PROBLEM: Where a line in the records below includes "placeholder", pull that line out.
+++ RECORD EXTRACTS +++
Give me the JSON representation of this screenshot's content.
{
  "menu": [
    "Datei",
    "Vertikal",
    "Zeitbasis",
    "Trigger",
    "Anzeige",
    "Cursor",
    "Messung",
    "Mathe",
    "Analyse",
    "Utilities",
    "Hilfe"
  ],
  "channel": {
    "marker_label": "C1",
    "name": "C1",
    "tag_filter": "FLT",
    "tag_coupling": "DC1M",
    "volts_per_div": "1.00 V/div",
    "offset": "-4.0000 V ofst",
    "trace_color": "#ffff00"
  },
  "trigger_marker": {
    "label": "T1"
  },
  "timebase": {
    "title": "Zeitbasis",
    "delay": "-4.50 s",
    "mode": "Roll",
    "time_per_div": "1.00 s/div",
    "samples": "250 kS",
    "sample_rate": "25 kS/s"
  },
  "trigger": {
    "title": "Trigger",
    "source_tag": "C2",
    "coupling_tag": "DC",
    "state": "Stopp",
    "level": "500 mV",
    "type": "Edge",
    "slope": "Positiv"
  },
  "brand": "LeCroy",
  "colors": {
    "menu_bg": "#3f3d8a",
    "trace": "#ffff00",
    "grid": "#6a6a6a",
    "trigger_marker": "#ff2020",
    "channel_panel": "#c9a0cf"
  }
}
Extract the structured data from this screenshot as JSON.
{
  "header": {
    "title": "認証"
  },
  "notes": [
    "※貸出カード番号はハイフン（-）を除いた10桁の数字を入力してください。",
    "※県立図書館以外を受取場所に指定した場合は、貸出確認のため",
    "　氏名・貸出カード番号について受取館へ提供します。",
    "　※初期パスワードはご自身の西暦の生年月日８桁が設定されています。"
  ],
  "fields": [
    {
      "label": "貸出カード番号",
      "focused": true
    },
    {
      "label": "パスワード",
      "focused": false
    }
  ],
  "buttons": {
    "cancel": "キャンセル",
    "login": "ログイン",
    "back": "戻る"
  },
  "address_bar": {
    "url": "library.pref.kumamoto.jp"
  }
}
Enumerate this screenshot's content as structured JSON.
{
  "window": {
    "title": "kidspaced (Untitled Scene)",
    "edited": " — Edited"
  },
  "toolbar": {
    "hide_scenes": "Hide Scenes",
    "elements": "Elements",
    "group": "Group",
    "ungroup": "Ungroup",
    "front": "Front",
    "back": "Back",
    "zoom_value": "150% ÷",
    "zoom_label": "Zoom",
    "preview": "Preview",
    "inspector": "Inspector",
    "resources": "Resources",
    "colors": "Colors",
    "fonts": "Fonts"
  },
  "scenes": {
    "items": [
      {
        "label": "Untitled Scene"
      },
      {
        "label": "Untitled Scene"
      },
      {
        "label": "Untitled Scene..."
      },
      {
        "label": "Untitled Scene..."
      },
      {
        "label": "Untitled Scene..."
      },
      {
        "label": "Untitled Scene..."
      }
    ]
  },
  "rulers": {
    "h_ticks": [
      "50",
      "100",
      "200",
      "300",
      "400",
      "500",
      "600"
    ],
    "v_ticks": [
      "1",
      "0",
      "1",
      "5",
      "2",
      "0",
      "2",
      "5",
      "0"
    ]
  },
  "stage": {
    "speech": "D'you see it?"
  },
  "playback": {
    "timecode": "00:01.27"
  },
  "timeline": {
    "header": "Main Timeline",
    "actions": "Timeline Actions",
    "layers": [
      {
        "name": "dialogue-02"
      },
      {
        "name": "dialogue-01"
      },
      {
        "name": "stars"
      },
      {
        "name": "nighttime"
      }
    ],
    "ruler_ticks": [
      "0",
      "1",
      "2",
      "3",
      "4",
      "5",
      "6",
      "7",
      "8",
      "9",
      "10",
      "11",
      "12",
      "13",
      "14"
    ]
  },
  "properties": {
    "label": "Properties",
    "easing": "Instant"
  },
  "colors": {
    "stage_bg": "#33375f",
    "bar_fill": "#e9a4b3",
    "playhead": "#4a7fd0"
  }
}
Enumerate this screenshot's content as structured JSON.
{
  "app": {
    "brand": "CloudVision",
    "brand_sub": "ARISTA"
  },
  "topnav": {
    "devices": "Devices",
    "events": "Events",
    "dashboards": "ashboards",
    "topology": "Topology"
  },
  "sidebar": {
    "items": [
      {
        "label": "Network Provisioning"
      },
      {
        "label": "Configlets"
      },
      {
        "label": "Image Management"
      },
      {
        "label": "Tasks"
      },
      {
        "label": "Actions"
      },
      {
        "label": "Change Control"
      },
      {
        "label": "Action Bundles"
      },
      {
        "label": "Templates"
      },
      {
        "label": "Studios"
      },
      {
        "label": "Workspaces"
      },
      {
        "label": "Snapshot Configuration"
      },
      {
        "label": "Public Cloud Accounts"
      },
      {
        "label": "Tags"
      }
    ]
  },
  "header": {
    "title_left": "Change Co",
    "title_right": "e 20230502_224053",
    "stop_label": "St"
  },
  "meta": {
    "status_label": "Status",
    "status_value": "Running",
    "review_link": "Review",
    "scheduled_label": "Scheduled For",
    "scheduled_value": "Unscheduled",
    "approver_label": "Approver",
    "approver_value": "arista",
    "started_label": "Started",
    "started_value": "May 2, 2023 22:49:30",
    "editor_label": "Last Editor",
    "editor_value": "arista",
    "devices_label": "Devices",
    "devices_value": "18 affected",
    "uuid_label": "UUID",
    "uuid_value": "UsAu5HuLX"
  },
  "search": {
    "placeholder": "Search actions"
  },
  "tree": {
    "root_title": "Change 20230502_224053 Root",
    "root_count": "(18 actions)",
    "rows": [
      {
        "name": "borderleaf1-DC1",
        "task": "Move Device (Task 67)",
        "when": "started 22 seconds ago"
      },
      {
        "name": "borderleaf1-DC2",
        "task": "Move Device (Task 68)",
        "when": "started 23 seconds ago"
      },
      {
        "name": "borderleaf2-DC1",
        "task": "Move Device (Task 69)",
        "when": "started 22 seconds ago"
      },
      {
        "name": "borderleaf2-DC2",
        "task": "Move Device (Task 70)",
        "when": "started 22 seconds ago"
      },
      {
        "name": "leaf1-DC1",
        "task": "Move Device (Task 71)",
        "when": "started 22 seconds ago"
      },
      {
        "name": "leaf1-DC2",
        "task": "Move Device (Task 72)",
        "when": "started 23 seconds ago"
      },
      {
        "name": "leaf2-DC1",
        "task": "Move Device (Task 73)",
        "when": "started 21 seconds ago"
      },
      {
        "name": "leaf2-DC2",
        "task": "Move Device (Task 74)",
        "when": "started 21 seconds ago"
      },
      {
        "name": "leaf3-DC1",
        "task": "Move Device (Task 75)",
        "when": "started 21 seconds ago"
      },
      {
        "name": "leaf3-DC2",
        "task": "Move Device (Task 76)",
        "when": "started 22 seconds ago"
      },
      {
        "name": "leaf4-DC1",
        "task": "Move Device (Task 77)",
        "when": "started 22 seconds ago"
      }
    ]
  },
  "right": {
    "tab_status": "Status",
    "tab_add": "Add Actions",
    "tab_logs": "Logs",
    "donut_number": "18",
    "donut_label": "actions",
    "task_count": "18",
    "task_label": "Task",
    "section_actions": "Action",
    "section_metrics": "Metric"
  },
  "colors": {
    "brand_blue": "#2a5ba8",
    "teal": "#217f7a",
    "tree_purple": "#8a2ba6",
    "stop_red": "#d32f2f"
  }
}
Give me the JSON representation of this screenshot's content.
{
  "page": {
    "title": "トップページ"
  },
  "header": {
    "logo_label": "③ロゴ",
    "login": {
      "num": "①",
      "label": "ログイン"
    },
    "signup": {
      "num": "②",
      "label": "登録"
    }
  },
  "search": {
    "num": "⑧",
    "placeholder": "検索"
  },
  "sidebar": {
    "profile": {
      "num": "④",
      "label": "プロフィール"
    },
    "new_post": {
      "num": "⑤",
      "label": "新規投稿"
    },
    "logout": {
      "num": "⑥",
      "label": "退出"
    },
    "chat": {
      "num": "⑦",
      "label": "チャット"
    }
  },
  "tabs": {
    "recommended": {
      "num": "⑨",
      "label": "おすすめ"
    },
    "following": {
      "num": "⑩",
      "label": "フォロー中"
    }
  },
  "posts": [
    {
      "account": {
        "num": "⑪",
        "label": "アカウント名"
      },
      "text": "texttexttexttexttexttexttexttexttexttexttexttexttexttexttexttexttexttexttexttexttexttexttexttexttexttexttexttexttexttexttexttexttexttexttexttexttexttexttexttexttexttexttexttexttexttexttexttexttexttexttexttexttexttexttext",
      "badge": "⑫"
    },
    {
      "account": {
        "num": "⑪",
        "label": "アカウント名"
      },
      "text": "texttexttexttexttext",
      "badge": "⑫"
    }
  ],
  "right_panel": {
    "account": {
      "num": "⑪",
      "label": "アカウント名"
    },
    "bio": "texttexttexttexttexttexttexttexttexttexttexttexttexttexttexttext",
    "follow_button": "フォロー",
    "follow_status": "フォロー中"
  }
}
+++
PROBLEM SOLUTION:
    "placeholder": "Search actions"
    "placeholder": "検索"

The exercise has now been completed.